Work instruction — Pull each line with the string "true" from the entries.

+++ Data extract +++

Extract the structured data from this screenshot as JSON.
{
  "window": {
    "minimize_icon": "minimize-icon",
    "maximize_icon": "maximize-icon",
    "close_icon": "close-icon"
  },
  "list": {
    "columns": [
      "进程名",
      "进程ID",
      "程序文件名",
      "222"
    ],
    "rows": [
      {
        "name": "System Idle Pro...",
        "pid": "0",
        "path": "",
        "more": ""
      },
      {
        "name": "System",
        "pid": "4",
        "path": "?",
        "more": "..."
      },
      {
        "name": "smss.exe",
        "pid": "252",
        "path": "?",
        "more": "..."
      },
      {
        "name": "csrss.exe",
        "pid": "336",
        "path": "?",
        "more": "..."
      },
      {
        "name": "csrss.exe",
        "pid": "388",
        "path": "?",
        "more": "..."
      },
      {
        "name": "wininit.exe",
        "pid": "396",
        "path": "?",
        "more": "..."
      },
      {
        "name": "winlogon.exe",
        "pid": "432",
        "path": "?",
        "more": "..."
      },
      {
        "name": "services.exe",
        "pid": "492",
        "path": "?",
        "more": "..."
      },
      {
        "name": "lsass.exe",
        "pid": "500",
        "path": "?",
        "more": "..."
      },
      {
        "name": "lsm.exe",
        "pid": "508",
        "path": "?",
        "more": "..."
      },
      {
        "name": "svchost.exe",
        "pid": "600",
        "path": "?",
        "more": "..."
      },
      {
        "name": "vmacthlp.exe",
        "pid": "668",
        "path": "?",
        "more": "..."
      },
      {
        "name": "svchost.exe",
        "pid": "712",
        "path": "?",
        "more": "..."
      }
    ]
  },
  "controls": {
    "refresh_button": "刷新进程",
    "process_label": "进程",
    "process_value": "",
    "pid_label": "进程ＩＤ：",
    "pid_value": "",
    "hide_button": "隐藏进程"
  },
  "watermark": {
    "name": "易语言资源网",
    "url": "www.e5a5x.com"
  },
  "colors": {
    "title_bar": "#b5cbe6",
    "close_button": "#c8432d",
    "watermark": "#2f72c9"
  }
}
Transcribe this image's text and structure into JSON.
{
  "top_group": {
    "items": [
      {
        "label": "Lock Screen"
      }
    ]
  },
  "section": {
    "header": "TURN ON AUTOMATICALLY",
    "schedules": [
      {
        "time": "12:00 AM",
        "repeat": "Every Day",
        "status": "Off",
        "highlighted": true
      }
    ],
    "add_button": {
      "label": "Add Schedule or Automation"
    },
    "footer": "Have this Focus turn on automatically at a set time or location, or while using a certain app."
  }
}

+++
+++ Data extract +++

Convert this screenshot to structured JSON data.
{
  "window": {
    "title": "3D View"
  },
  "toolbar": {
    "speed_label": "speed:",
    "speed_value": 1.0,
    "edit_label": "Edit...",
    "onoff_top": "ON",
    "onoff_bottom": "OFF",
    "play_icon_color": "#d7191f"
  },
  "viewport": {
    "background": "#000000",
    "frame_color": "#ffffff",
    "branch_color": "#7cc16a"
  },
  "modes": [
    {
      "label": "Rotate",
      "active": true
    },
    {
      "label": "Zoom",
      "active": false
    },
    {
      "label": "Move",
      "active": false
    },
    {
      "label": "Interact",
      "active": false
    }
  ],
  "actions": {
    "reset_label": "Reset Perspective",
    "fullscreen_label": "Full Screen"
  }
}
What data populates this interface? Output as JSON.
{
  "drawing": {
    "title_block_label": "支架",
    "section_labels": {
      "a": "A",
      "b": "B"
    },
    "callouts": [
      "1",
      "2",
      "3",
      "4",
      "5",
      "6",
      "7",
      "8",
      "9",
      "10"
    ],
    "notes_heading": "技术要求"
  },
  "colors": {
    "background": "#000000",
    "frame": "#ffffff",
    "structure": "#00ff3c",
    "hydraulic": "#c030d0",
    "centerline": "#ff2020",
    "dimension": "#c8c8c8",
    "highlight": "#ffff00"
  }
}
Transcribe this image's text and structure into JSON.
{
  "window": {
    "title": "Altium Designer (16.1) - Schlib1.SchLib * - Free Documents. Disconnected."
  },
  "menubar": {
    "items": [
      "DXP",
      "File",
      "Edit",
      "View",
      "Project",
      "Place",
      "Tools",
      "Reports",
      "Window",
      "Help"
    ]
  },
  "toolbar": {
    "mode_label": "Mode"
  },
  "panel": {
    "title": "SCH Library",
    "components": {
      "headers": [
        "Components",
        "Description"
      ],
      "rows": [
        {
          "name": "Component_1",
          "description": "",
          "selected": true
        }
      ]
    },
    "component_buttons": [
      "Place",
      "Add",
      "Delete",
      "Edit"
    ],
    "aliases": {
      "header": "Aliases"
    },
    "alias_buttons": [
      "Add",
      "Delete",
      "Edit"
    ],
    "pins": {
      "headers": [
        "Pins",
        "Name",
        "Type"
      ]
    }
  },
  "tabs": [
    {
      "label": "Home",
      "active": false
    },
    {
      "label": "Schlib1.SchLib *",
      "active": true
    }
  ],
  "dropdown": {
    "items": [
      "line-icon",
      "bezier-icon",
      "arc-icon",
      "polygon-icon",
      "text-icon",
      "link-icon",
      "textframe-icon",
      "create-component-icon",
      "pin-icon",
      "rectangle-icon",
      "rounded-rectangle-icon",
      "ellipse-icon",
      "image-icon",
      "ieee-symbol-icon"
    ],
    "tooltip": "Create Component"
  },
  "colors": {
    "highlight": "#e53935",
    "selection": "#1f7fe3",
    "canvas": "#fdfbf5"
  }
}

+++

Result —
        "highlighted": true
      "active": true
          "selected": true
      "active": true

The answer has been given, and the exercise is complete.